Doctors pick paper diaries over Fitbits. Here’s why

"We've heard doctors say more and more that people bring this data into the clinic and they're just overwhelmed by it," says Christina Chung. (Credit: Insert Magazine/Flickr)

With apps and activity trackers measuring every step people take, every morsel they eat, and each symptom or pain, patients commonly arrive at doctor’s offices armed with minutely detailed data they’ve been collecting about themselves.

But, health care providers lack the capacity or tools to review five years of Fitbit logs or instantaneously interpret data from dozens of lifestyle, fitness, or food tracking apps that a patient might have on a phone.

And patients who ask providers to make sense of their self-tracked data or spreadsheets are often disappointed by the reaction—or the lack of one.

That finding is based on a survey of 211 patients and interviews with 21 doctors, dietitians, and other health care providers about their expectations for how patients’ self-tracking data should be shared and used.

[Fitness band accuracy not always on target]

“We’ve heard doctors say more and more that people bring this data into the clinic and they’re just overwhelmed by it,” says lead author Christina Chung, a doctoral student in human centered design and engineering at the University of Washington.

“When you’re managing chronic disease or symptoms, day-to-day lifestyle tracking data can be useful, but doctors don’t have a way to use these data efficiently and effectively.”

The research team—which includes physicians, computer scientists, and engineers—is exploring ways to make self-tracking data more clinically useful and to help health care providers and patients collaboratively engage with it, including:

  • Develop tools to visualize, summarize, and annotate self-tracking data.
  • Design methods to help analyze and explore data.
  • Help clinicians understand which tracking tools can best support different goals.
  • Encourage doctors to explain how they want patients to track behaviors, and why.
  • Help patients verbally explain or integrate information for their providers, rather than simply sharing raw data.
  • Clearly outline expectations for how the data will be shared and used by both parties.

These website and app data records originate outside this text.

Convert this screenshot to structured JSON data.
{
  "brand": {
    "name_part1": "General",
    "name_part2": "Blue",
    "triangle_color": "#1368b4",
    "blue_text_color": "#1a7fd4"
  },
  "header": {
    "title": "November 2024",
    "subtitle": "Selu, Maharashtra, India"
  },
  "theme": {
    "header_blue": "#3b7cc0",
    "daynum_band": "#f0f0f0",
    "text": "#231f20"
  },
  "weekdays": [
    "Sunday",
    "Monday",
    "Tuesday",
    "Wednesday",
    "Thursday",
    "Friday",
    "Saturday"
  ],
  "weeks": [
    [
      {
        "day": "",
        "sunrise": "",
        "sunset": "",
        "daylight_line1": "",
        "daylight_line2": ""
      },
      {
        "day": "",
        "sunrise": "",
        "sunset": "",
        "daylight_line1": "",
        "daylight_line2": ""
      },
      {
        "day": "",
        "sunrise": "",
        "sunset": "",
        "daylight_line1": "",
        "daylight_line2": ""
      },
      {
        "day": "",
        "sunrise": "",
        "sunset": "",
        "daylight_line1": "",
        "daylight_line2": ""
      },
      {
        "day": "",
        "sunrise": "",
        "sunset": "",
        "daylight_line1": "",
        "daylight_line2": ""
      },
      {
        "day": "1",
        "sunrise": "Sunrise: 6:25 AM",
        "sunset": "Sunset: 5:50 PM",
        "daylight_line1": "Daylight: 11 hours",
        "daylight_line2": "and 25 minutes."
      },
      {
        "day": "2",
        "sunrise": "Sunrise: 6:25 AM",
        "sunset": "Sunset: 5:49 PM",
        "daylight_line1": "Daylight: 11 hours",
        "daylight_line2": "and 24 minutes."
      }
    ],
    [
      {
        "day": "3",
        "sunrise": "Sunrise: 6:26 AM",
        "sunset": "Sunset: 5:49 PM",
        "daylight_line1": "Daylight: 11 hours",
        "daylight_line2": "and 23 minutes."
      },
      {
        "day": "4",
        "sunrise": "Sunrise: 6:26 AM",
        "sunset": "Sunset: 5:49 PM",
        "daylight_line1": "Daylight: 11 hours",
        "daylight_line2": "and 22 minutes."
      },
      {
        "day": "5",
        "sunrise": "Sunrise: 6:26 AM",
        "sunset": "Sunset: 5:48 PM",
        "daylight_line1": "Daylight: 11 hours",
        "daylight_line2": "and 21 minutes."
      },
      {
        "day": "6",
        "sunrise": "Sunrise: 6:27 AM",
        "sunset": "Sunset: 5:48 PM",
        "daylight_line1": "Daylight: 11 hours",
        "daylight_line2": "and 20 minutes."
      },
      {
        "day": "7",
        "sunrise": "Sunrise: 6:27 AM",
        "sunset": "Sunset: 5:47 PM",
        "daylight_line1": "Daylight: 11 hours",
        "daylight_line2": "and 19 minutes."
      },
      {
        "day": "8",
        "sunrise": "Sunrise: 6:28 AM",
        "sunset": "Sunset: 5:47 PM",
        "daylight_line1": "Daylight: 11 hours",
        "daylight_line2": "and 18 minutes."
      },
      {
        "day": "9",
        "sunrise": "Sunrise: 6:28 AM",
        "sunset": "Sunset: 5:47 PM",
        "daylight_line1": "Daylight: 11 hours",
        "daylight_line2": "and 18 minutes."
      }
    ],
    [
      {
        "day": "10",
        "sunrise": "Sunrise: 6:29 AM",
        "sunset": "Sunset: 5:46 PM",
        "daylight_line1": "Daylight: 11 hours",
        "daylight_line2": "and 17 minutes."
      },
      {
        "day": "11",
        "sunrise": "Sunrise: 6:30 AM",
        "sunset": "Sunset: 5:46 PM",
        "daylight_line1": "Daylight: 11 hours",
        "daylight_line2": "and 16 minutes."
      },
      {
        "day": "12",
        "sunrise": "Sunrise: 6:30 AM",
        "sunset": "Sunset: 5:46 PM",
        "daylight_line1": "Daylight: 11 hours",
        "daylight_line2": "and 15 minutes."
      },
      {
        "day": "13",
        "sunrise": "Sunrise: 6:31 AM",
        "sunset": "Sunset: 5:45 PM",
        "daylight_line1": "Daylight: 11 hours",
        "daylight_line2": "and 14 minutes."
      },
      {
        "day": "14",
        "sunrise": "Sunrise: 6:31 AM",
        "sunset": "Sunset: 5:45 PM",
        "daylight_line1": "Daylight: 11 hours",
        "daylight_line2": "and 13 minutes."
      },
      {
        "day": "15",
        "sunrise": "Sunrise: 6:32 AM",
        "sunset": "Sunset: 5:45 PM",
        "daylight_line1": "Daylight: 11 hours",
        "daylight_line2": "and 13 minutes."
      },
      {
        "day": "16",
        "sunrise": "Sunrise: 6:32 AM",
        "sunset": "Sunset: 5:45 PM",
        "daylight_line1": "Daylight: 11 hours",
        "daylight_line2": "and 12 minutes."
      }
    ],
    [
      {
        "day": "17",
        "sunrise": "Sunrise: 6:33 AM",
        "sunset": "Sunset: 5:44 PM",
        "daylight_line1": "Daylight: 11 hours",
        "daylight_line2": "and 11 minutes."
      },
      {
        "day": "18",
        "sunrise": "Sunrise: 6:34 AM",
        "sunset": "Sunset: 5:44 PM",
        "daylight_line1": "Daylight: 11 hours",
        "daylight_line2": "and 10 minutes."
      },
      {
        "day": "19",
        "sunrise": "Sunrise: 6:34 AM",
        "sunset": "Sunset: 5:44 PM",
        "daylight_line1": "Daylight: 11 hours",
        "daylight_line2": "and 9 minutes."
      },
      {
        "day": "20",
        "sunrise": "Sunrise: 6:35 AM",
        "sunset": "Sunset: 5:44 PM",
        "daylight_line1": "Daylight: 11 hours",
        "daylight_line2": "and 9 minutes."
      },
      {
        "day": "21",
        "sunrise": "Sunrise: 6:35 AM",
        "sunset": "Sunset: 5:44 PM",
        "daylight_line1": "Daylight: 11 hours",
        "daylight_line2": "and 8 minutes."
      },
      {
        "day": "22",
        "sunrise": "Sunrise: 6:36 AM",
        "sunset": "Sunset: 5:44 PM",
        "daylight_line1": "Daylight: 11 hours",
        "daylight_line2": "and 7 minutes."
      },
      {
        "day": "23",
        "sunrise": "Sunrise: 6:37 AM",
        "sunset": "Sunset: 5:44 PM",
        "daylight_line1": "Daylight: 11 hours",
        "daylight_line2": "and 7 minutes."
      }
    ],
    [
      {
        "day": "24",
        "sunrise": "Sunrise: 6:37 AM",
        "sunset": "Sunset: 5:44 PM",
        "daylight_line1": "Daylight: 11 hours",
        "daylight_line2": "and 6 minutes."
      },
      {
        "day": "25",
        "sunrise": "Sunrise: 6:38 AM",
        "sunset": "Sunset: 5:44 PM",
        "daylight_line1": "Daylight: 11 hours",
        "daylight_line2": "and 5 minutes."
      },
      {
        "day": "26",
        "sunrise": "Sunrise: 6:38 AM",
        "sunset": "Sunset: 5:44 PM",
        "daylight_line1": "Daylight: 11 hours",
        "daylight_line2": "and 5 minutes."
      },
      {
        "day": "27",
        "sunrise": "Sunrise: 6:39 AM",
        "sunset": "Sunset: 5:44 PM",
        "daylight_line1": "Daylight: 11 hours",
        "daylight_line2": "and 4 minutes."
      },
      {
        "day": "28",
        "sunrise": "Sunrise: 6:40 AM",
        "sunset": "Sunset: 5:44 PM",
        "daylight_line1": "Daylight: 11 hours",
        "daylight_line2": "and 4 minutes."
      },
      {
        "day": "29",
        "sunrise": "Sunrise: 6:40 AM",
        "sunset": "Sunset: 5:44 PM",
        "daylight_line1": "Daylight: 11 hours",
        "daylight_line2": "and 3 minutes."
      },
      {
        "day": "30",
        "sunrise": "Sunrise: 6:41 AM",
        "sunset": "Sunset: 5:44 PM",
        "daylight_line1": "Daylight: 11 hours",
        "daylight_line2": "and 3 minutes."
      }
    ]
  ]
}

Too much information

For the study, which will be presented this month at the Association for Computing Machinery’s conference on Computer-Supported Cooperative Work and Social Computing , the team surveyed patients and providers who manage irritable bowel syndrome or overweight and obese patients—conditions that commonly involve tracking aspects of food consumption, lifestyle behaviors, and symptoms.

Providers who asked patients to keep paper diaries or suggested specific tracking tools often found the resulting information helpful in collaboratively diagnosing triggers or arriving at effective treatments.

That was largely because those providers had designed and refined those processes over time to elicit useful information and track the most relevant patient behavior. Providers also found it helpful to make notes in the patients’ paper diaries or forms, and then physically review them together. These notes also served as a record of the visit for patients after they left to go home.

Doctors reported being more challenged by data-tracking efforts that patients initiated. An app that a patient found in the Apple store, or wearable activity trackers like Fitbit or Microsoft Band suggested by a friend, may track extraneous information or summarize the data in a way that’s not relevant for that health concern.

[Doctors build trust when emotions match]

It’s also important that the data be credible, which requires studies or validation that show a provider that they can trust the technology’s analysis, says coauthor Jasmine Zia, an attending physician and assistant professor in the gastroenterolody division.

“As a provider you feel pressured because you want to help and interpret the data that people are bringing you, but every format is different and none of the data is validated,” Zia says.

“One thing I’d say to app developers is that there really needs to be a summary page that’s quick to look at and can be interpreted in two to five minutes. Right now patients just print out logs and that doesn’t work.”

Patients, however, often become quite immersed in their personal data once they begin tracking it, says coauthor Sean Munson, assistant professor of human centered design and engineering.

Patients who shared self-tracking data with providers wanted their doctors to have a complete picture of their daily life, to help them make sense of the data, to use it in developing personalized treatment plans, and to be rewarded for their hard work in keeping those logs.

A little one-on-one goes a long way

“Once patients start tracking data, they often see every day as a success or struggle. And people want their doctors to engage with it at that level, but that is totally impractical in the amount of time providers have,” Munson says.

But interviewees reported that showing even a little bit of personalization and responsiveness to the data—whether it was looking at reports or listening to a patient interpret what trends he or she thought were important—could help build rapport and convince patients to follow through on the provider’s advice.

As one patient put it: “He (the doctor) just skimmed through it very quickly … but it was helpful in our relationship because I have some problems that were a little different than the normal patient. … From that information, he went, ‘Oh, this is a little different, we can treat this.’ It made a substantial improvement.”

The US Department of Health and Human Services’ Agency for Healthcare Research and Quality, Intel Corp, and the National Science Foundation funded the work.

Source: University of Washington